### Assignment
Report how many lines of the material below contain the string "account". The reply is that number and no more.
/---
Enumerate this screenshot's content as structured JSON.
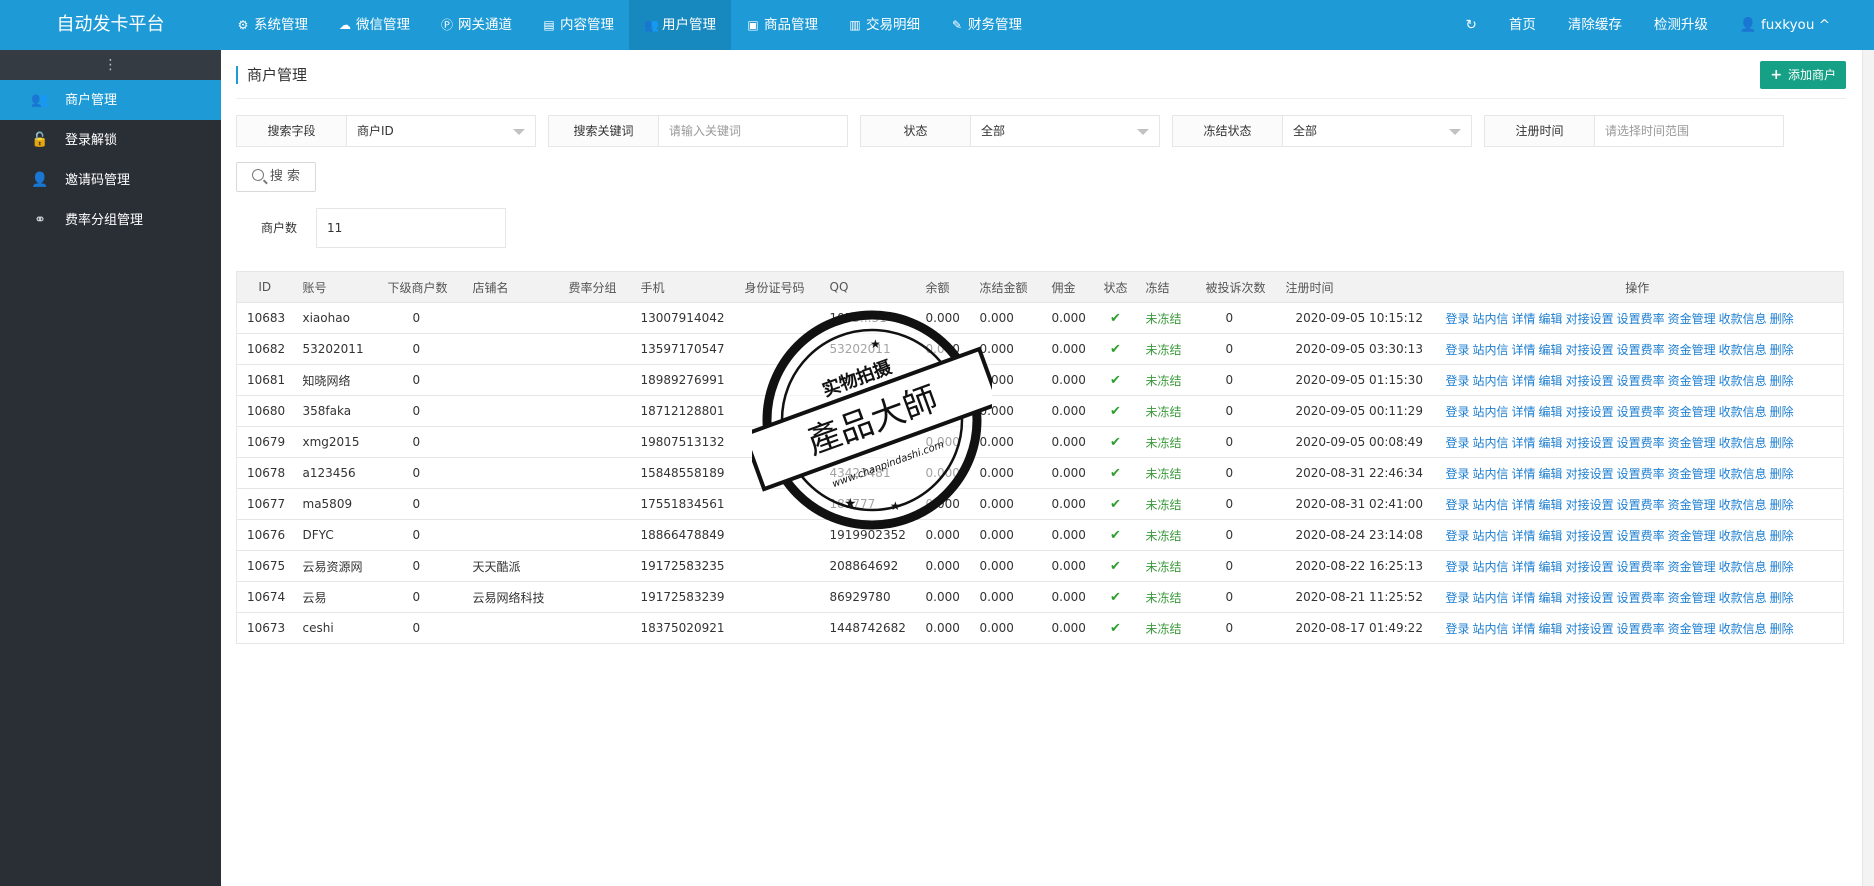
{
  "brand": "自动发卡平台",
  "topnav": [
    {
      "label": "系统管理",
      "icon": "gear-icon",
      "glyph": "⚙"
    },
    {
      "label": "微信管理",
      "icon": "wechat-icon",
      "glyph": "☁"
    },
    {
      "label": "网关通道",
      "icon": "gateway-icon",
      "glyph": "Ⓟ"
    },
    {
      "label": "内容管理",
      "icon": "document-icon",
      "glyph": "▤"
    },
    {
      "label": "用户管理",
      "icon": "users-icon",
      "glyph": "👥"
    },
    {
      "label": "商品管理",
      "icon": "shopping-bag-icon",
      "glyph": "▣"
    },
    {
      "label": "交易明细",
      "icon": "bar-chart-icon",
      "glyph": "▥"
    },
    {
      "label": "财务管理",
      "icon": "money-icon",
      "glyph": "✎"
    }
  ],
  "topright": {
    "refresh_icon": "refresh-icon",
    "refresh_glyph": "↻",
    "home": "首页",
    "clear_cache": "清除缓存",
    "check_update": "检测升级",
    "user": "fuxkyou",
    "user_glyph": "👤",
    "caret": "^"
  },
  "sidebar": {
    "toggle": "⋮",
    "items": [
      {
        "label": "商户管理",
        "icon": "users-icon",
        "glyph": "👥"
      },
      {
        "label": "登录解锁",
        "icon": "unlock-icon",
        "glyph": "🔓"
      },
      {
        "label": "邀请码管理",
        "icon": "user-add-icon",
        "glyph": "👤"
      },
      {
        "label": "费率分组管理",
        "icon": "link-icon",
        "glyph": "⚭"
      }
    ]
  },
  "page": {
    "title": "商户管理",
    "add_button": "添加商户",
    "add_plus": "+"
  },
  "filters": {
    "field": {
      "label": "搜索字段",
      "value": "商户ID"
    },
    "keyword": {
      "label": "搜索关键词",
      "placeholder": "请输入关键词"
    },
    "status": {
      "label": "状态",
      "value": "全部"
    },
    "frozen": {
      "label": "冻结状态",
      "value": "全部"
    },
    "regtime": {
      "label": "注册时间",
      "placeholder": "请选择时间范围"
    },
    "search_button": "搜 索"
  },
  "count": {
    "label": "商户数",
    "value": "11"
  },
  "table": {
    "headers": [
      "ID",
      "账号",
      "下级商户数",
      "店铺名",
      "费率分组",
      "手机",
      "身份证号码",
      "QQ",
      "余额",
      "冻结金额",
      "佣金",
      "状态",
      "冻结",
      "被投诉次数",
      "注册时间",
      "操作"
    ],
    "actions": [
      "登录",
      "站内信",
      "详情",
      "编辑",
      "对接设置",
      "设置费率",
      "资金管理",
      "收款信息",
      "删除"
    ],
    "status_icon": "check-icon",
    "status_glyph": "✔",
    "rows": [
      {
        "id": "10683",
        "account": "xiaohao",
        "subs": "0",
        "shop": "",
        "group": "",
        "phone": "13007914042",
        "idcard": "",
        "qq": "1055...31",
        "balance": "0.000",
        "frozen_amt": "0.000",
        "commission": "0.000",
        "frozen": "未冻结",
        "complaints": "0",
        "regtime": "2020-09-05 10:15:12"
      },
      {
        "id": "10682",
        "account": "53202011",
        "subs": "0",
        "shop": "",
        "group": "",
        "phone": "13597170547",
        "idcard": "",
        "qq": "53202011",
        "balance": "0.000",
        "frozen_amt": "0.000",
        "commission": "0.000",
        "frozen": "未冻结",
        "complaints": "0",
        "regtime": "2020-09-05 03:30:13"
      },
      {
        "id": "10681",
        "account": "知晓网络",
        "subs": "0",
        "shop": "",
        "group": "",
        "phone": "18989276991",
        "idcard": "",
        "qq": "",
        "balance": "0.000",
        "frozen_amt": "0.000",
        "commission": "0.000",
        "frozen": "未冻结",
        "complaints": "0",
        "regtime": "2020-09-05 01:15:30"
      },
      {
        "id": "10680",
        "account": "358faka",
        "subs": "0",
        "shop": "",
        "group": "",
        "phone": "18712128801",
        "idcard": "",
        "qq": "",
        "balance": "0.000",
        "frozen_amt": "0.000",
        "commission": "0.000",
        "frozen": "未冻结",
        "complaints": "0",
        "regtime": "2020-09-05 00:11:29"
      },
      {
        "id": "10679",
        "account": "xmg2015",
        "subs": "0",
        "shop": "",
        "group": "",
        "phone": "19807513132",
        "idcard": "",
        "qq": "",
        "balance": "0.000",
        "frozen_amt": "0.000",
        "commission": "0.000",
        "frozen": "未冻结",
        "complaints": "0",
        "regtime": "2020-09-05 00:08:49"
      },
      {
        "id": "10678",
        "account": "a123456",
        "subs": "0",
        "shop": "",
        "group": "",
        "phone": "15848558189",
        "idcard": "",
        "qq": "43423481",
        "balance": "0.000",
        "frozen_amt": "0.000",
        "commission": "0.000",
        "frozen": "未冻结",
        "complaints": "0",
        "regtime": "2020-08-31 22:46:34"
      },
      {
        "id": "10677",
        "account": "ma5809",
        "subs": "0",
        "shop": "",
        "group": "",
        "phone": "17551834561",
        "idcard": "",
        "qq": "181777",
        "balance": "0.000",
        "frozen_amt": "0.000",
        "commission": "0.000",
        "frozen": "未冻结",
        "complaints": "0",
        "regtime": "2020-08-31 02:41:00"
      },
      {
        "id": "10676",
        "account": "DFYC",
        "subs": "0",
        "shop": "",
        "group": "",
        "phone": "18866478849",
        "idcard": "",
        "qq": "1919902352",
        "balance": "0.000",
        "frozen_amt": "0.000",
        "commission": "0.000",
        "frozen": "未冻结",
        "complaints": "0",
        "regtime": "2020-08-24 23:14:08"
      },
      {
        "id": "10675",
        "account": "云易资源网",
        "subs": "0",
        "shop": "天天酷派",
        "group": "",
        "phone": "19172583235",
        "idcard": "",
        "qq": "208864692",
        "balance": "0.000",
        "frozen_amt": "0.000",
        "commission": "0.000",
        "frozen": "未冻结",
        "complaints": "0",
        "regtime": "2020-08-22 16:25:13"
      },
      {
        "id": "10674",
        "account": "云易",
        "subs": "0",
        "shop": "云易网络科技",
        "group": "",
        "phone": "19172583239",
        "idcard": "",
        "qq": "86929780",
        "balance": "0.000",
        "frozen_amt": "0.000",
        "commission": "0.000",
        "frozen": "未冻结",
        "complaints": "0",
        "regtime": "2020-08-21 11:25:52"
      },
      {
        "id": "10673",
        "account": "ceshi",
        "subs": "0",
        "shop": "",
        "group": "",
        "phone": "18375020921",
        "idcard": "",
        "qq": "1448742682",
        "balance": "0.000",
        "frozen_amt": "0.000",
        "commission": "0.000",
        "frozen": "未冻结",
        "complaints": "0",
        "regtime": "2020-08-17 01:49:22"
      }
    ]
  },
  "watermark": {
    "line1": "实物拍摄",
    "line2": "產品大師",
    "line3": "www.chanpindashi.com"
  }
}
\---
### Exercise output
11